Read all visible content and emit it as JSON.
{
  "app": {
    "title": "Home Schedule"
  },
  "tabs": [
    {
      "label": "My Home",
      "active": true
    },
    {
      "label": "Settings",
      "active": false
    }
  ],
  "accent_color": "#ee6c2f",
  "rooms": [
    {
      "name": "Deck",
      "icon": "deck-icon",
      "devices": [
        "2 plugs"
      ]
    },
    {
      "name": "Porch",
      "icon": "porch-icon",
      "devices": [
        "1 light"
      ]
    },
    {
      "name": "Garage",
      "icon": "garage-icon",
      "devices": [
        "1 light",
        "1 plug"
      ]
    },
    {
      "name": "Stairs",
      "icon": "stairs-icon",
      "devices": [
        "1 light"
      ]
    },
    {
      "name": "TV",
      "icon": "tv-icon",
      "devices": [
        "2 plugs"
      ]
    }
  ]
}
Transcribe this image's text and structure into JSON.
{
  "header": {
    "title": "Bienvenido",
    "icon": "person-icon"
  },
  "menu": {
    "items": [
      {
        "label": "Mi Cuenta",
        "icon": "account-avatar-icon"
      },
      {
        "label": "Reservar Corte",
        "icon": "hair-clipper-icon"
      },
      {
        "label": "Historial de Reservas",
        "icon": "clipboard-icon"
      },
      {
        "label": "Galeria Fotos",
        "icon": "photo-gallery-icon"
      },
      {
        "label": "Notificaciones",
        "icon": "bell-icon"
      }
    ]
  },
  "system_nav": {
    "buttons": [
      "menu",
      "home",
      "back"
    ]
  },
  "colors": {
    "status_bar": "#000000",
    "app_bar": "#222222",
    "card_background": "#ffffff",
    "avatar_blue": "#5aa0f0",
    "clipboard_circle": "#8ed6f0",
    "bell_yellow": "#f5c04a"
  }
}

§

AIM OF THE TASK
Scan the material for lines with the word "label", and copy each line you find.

FINAL ANSWER
      "label": "My Home",
      "label": "Settings",
        "label": "Mi Cuenta",
        "label": "Reservar Corte",
        "label": "Historial de Reservas",
        "label": "Galeria Fotos",
        "label": "Notificaciones",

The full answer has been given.